Participating nations additional to the Norwegian navy are Denmark, Germany, Poland, the Netherlands, Spain, Turkey and the United States.
The maritime patrol aircraft operates from Andøya Air Base. Planes belongs to Norway, Germany and the United States.
“NATO’s annual anti-submarine-warfare exercise DYNAMIC MONGOOSE remains one of the most challenging exercises and an excellent opportunity for NATO nations’ naval forces to practice and evaluate their Anti-Submarine skillset in a challenging environment.” said Rear Admiral Andrew Lennon, NATO Submarines Commander.
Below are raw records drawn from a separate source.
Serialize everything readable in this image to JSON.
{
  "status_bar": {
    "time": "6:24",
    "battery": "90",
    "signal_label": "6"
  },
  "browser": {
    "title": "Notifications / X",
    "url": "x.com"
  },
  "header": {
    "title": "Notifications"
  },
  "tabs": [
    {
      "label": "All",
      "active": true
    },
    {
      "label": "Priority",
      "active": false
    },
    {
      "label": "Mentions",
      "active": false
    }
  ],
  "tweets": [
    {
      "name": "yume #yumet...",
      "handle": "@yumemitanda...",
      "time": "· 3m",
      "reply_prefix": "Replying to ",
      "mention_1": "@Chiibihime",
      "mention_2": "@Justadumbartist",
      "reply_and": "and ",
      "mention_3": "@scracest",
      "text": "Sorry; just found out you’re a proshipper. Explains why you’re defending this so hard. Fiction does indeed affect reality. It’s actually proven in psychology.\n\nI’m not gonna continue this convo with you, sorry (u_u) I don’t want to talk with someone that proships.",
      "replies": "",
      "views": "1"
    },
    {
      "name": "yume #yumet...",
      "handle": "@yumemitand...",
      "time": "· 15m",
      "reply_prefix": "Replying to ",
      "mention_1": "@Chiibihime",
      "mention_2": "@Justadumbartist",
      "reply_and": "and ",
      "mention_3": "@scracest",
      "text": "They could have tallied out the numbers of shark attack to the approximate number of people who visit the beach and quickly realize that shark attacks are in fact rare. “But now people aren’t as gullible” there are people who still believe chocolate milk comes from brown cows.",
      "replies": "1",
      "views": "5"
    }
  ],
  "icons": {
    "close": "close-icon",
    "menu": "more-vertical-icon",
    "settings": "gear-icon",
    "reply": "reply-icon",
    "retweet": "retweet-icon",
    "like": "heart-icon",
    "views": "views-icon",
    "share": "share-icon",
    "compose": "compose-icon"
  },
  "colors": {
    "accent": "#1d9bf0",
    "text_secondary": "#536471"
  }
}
“This exercise is a unique opportunity to enhance naval forces’ warfighting skills in all three dimensions of Anti-Submarine-Warfare in a multinational and multi-threat environment. We are most grateful to Norway and the Norwegian Navy for offering to host our exercise,” the Commander tells.
DYNAMIC MONGOOSE ends on Friday July 6 after going on for two weeks.
Last year, a similar though larger, exercise took place off the coast of Iceland with Reykjavik as support harbour and Keflavik as base for the maritime aircraft.
Russian submarine activities have increased substantially over the last decade with both more and longer patrols out to the North Atlantic. With bases along the coast of the Kola Peninsula, the Northern Fleet has received several new and many upgraded nuclear-powered submarines. Currently 13 new nuclear-powered submarines are under construction or testing at the Sevmash naval yard in Severodvinsk.
NATO has a special focus on Norway this year and will kick off the large-scale exercise Trident Juncture 18 in October. The exercise will include some 40,000 soldiers, 130 aircraft and 60 vessels from most NATO member countries and a few others like Sweden and Finland.
Trident Juncture will include most military arms from troop training at the tactical level to command over large forces; air force, army and navy. The aim of the exercise is to test and train NATO’s ability to plan and conduct a major collective defense operation.